> _Directions_: Restate the following entries exactly. Keep the pictures out.

> _Element data from apps and pages_:
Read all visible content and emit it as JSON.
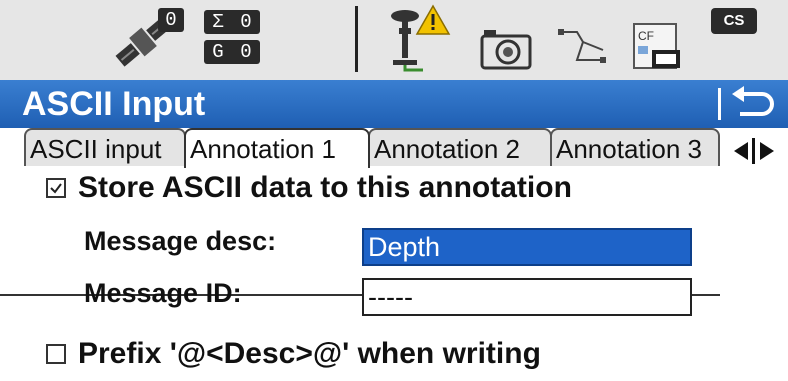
{
  "status_bar": {
    "satellite_count": "0",
    "sum_symbol": "Σ",
    "sum_value": "0",
    "g_label": "G",
    "g_value": "0",
    "cs_label": "CS",
    "icons": [
      "satellite-icon",
      "antenna-warning-icon",
      "camera-icon",
      "line-sketch-icon",
      "cf-card-icon"
    ]
  },
  "title_bar": {
    "title": "ASCII Input"
  },
  "tabs": [
    {
      "label": "ASCII input",
      "active": false
    },
    {
      "label": "Annotation 1",
      "active": true
    },
    {
      "label": "Annotation 2",
      "active": false
    },
    {
      "label": "Annotation 3",
      "active": false
    }
  ],
  "form": {
    "store_checkbox": {
      "label": "Store ASCII data to this annotation",
      "checked": true
    },
    "message_desc": {
      "label": "Message desc:",
      "value": "Depth"
    },
    "message_id": {
      "label": "Message ID:",
      "value": "-----"
    },
    "prefix_checkbox": {
      "label": "Prefix '@<Desc>@' when writing",
      "checked": false
    }
  },
  "colors": {
    "title_bar": "#1f5fb3",
    "selected_field": "#1e63c8",
    "status_bar": "#e6e6e6",
    "warning": "#f2c200"
  }
}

> _Task solution_:
Read all visible content and emit it as JSON.
{
  "status_bar": {
    "satellite_count": "0",
    "sum_symbol": "Σ",
    "sum_value": "0",
    "g_label": "G",
    "g_value": "0",
    "cs_label": "CS",
    "icons": [
      "satellite-icon",
      "antenna-warning-icon",
      "camera-icon",
      "line-sketch-icon",
      "cf-card-icon"
    ]
  },
  "title_bar": {
    "title": "ASCII Input"
  },
  "tabs": [
    {
      "label": "ASCII input",
      "active": false
    },
    {
      "label": "Annotation 1",
      "active": true
    },
    {
      "label": "Annotation 2",
      "active": false
    },
    {
      "label": "Annotation 3",
      "active": false
    }
  ],
  "form": {
    "store_checkbox": {
      "label": "Store ASCII data to this annotation",
      "checked": true
    },
    "message_desc": {
      "label": "Message desc:",
      "value": "Depth"
    },
    "message_id": {
      "label": "Message ID:",
      "value": "-----"
    },
    "prefix_checkbox": {
      "label": "Prefix '@<Desc>@' when writing",
      "checked": false
    }
  },
  "colors": {
    "title_bar": "#1f5fb3",
    "selected_field": "#1e63c8",
    "status_bar": "#e6e6e6",
    "warning": "#f2c200"
  }
}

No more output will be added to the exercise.